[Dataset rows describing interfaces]

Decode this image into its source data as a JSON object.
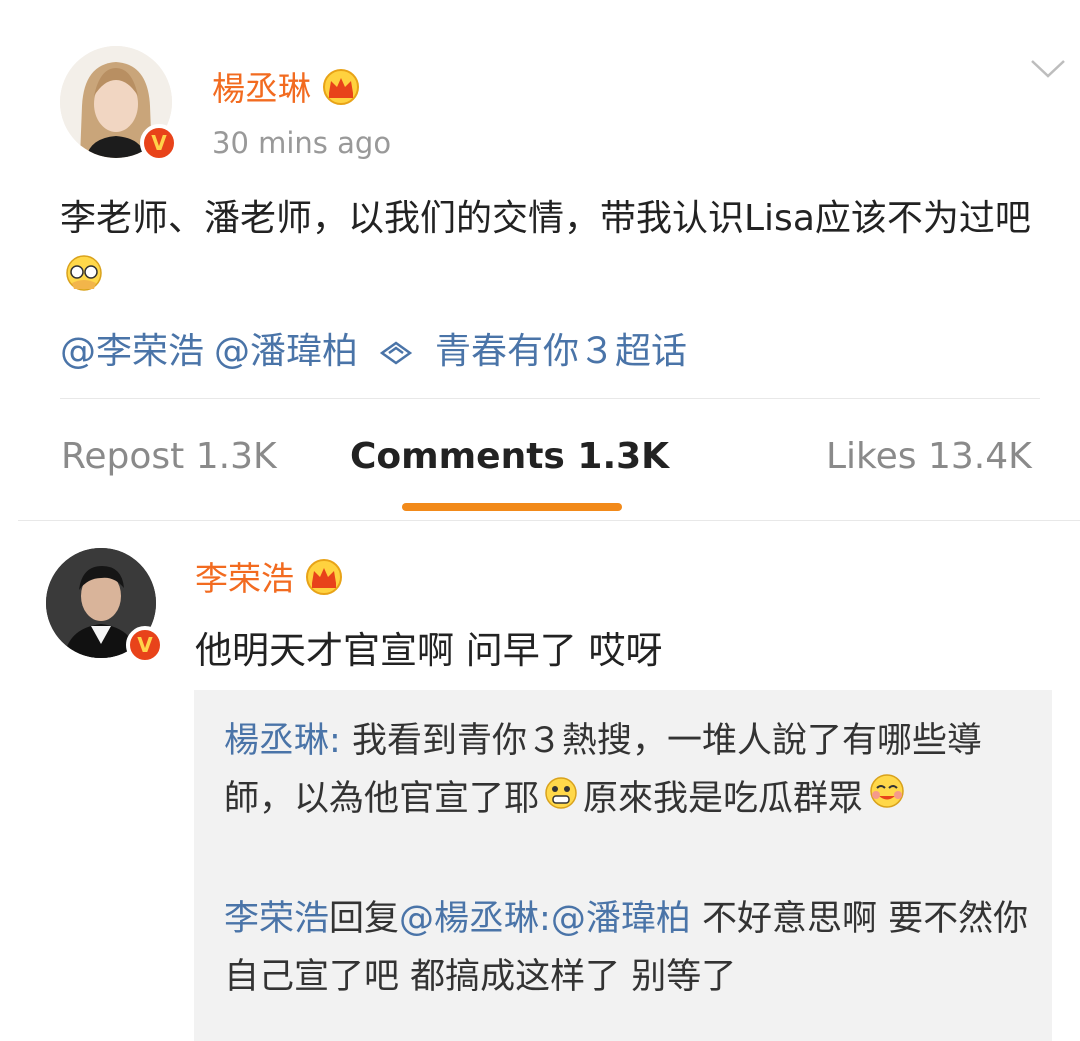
{
  "post": {
    "author": "楊丞琳",
    "time": "30 mins ago",
    "text": "李老师、潘老师，以我们的交情，带我认识Lisa应该不为过吧",
    "mentions": [
      "@李荣浩",
      "@潘瑋柏"
    ],
    "topic": "青春有你３超话"
  },
  "tabs": {
    "repost": "Repost 1.3K",
    "comments": "Comments 1.3K",
    "likes": "Likes 13.4K"
  },
  "comment": {
    "author": "李荣浩",
    "text": "他明天才官宣啊 问早了 哎呀",
    "replies": [
      {
        "who": "楊丞琳",
        "sep": ": ",
        "text_a": "我看到青你３熱搜，一堆人說了有哪些導師，以為他官宣了耶",
        "text_b": "原來我是吃瓜群眾"
      },
      {
        "who": "李荣浩",
        "mid": "回复",
        "target": "@楊丞琳:@潘瑋柏",
        "text": " 不好意思啊 要不然你自己宣了吧 都搞成这样了 别等了"
      }
    ]
  },
  "colors": {
    "name": "#f26b20",
    "link": "#4a74a8",
    "tab_underline": "#f28a1a",
    "verified": "#e8431a"
  },
  "icons": [
    "crown-icon",
    "verified-icon",
    "chevron-down-icon",
    "topic-icon",
    "hand-over-face-emoji",
    "shocked-emoji",
    "drooling-emoji"
  ]
}
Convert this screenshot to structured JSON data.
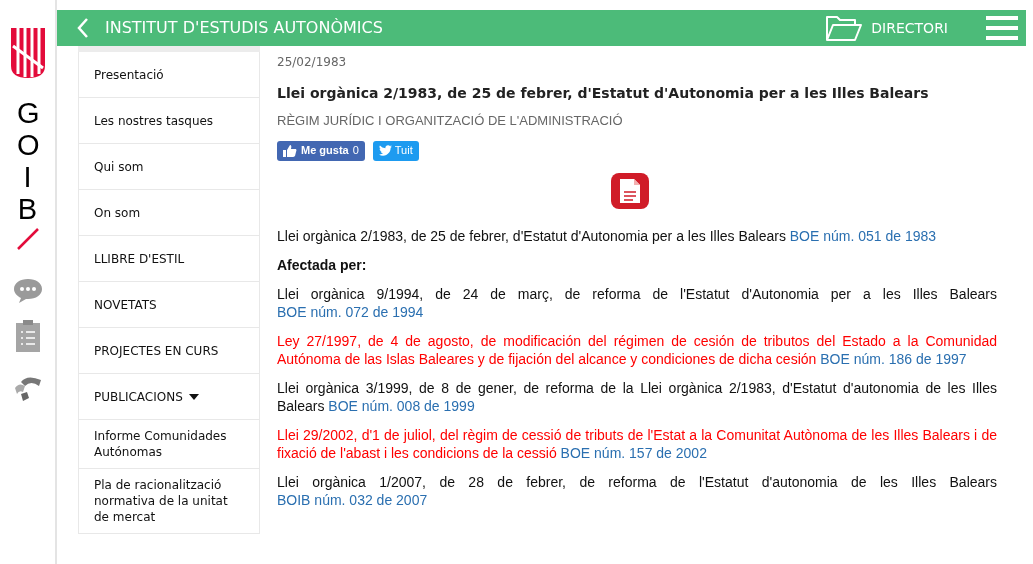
{
  "brand": {
    "wordmark": "GOIB"
  },
  "header": {
    "title": "INSTITUT D'ESTUDIS AUTONÒMICS",
    "directory_label": "DIRECTORI"
  },
  "sidebar": {
    "items": [
      {
        "label": "Presentació",
        "dropdown": false
      },
      {
        "label": "Les nostres tasques",
        "dropdown": false
      },
      {
        "label": "Qui som",
        "dropdown": false
      },
      {
        "label": "On som",
        "dropdown": false
      },
      {
        "label": "LLIBRE D'ESTIL",
        "dropdown": false
      },
      {
        "label": "NOVETATS",
        "dropdown": false
      },
      {
        "label": "PROJECTES EN CURS",
        "dropdown": false
      },
      {
        "label": "PUBLICACIONS",
        "dropdown": true
      },
      {
        "label": "Informe Comunidades Autónomas",
        "dropdown": false
      },
      {
        "label": "Pla de racionalització normativa de la unitat de mercat",
        "dropdown": false
      }
    ]
  },
  "article": {
    "date": "25/02/1983",
    "title": "Llei orgànica 2/1983, de 25 de febrer, d'Estatut d'Autonomia per a les Illes Balears",
    "category": "RÈGIM JURÍDIC I ORGANITZACIÓ DE L'ADMINISTRACIÓ",
    "like_button": "Me gusta",
    "like_count": "0",
    "tweet_button": "Tuit",
    "main_law": {
      "text": "Llei orgànica 2/1983, de 25 de febrer, d'Estatut d'Autonomia per a les Illes Balears",
      "link": "BOE núm. 051 de 1983"
    },
    "affected_heading": "Afectada per:",
    "amendments": [
      {
        "text": "Llei orgànica 9/1994, de 24 de març, de reforma de l'Estatut d'Autonomia per a les Illes Balears",
        "link": "BOE núm. 072 de 1994",
        "color": "#111111"
      },
      {
        "text": "Ley 27/1997, de 4 de agosto, de modificación del régimen de cesión de tributos del Estado a la Comunidad Autónoma de las Islas Baleares y de fijación del alcance y condiciones de dicha cesión",
        "link": "BOE núm. 186 de 1997",
        "color": "#ff0000"
      },
      {
        "text": "Llei orgànica 3/1999, de 8 de gener, de reforma de la Llei orgànica 2/1983, d'Estatut d'autonomia de les Illes Balears",
        "link": "BOE núm. 008 de 1999",
        "color": "#111111"
      },
      {
        "text": "Llei 29/2002, d'1 de juliol, del règim de cessió de tributs de l'Estat a la Comunitat Autònoma de les Illes Balears i de fixació de l'abast i les condicions de la cessió",
        "link": "BOE núm. 157 de 2002",
        "color": "#ff0000"
      },
      {
        "text": "Llei orgànica 1/2007, de 28 de febrer, de reforma de l'Estatut d'autonomia de les Illes Balears",
        "link": "BOIB núm. 032 de 2007",
        "color": "#111111"
      }
    ]
  }
}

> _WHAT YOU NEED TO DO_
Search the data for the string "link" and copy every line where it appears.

> _RESULT OF THIS TASK_
    "link": "#4a74a8",
      "link": "BOE núm. 051 de 1983"
        "link": "BOE núm. 072 de 1994",
        "link": "BOE núm. 186 de 1997",
        "link": "BOE núm. 008 de 1999",
        "link": "BOE núm. 157 de 2002",
        "link": "BOIB núm. 032 de 2007",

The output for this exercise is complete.